Also, as per Laptop Mag‘s heat test, The MacBook registered fairly cool temps after streaming Hulu video for 15 minutes, but it ran warm on the underside of the system. The touch-pad and the area between the G and H keys stayed below 95-degree comfort threshold, at 84 and 90 degrees, respectively. However, the bottom of the notebook reached 100 degrees. That’s 5 degrees warmer than last year’s MacBook.
Apple promises up to 10 hours of battery life on the new MacBook when surfing the web, and it got close to that mark. On the Laptop Mag Battery Test, which involves continuous web surfing at 100 nits of screen brightness, the system lasted a strong 9 hours and 38 minutes. That’s about an hour longer than last year’s MacBook.
The MacBook’s run time soundly beat that of the touch-screen version of the XPS 13 (8:08) but was well behind the non-touch model (11:54). The Vaio Z and X1 Carbon lasted 9:04 and 9:06, respectively. However, the 13-inch MacBook Air lasted an astounding 14:40.
Apple offers two configurations of the MacBook. The $1,299 (approx Rs 90,000) base model comes with a Core m3 processor, 8 GB RAM and 128 GB flash storage. Jumping up to $1,599 (approx Rs 1,08,000) will get you a faster Core m5 CPU and double the storage.

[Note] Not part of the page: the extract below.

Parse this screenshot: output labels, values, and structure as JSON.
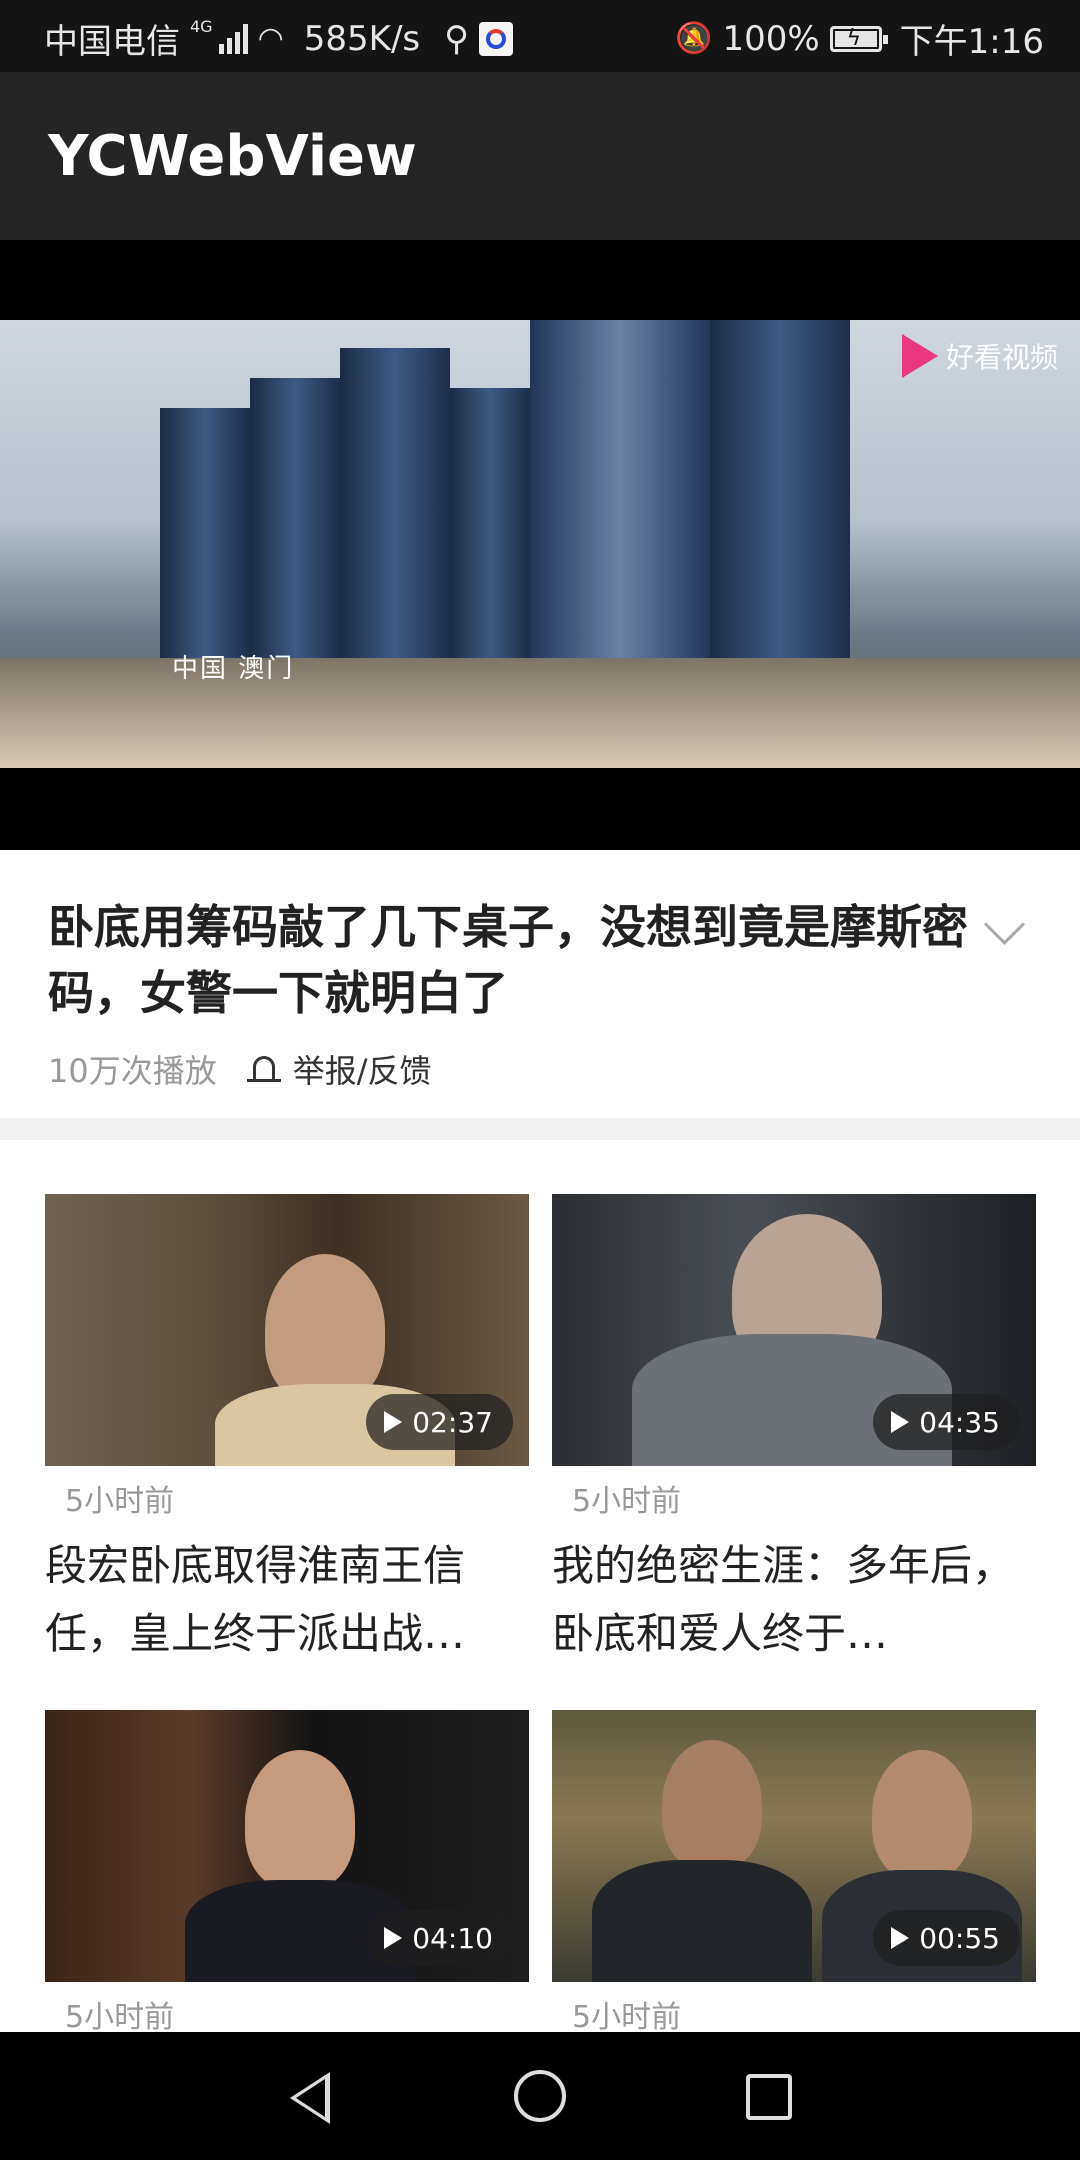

The 2016 MacBook is certainly an improvement over its predecessor. It’s significantly faster, especially if you opt for the Core m5 model, and it lasts an hour longer on a charge, all while being extremely portable. But we really mind that flat butterfly keyboard that will take time for you to adjust on it. Also, for this kind of money, we would really like to plug in a power cable and a second device sans a dongle.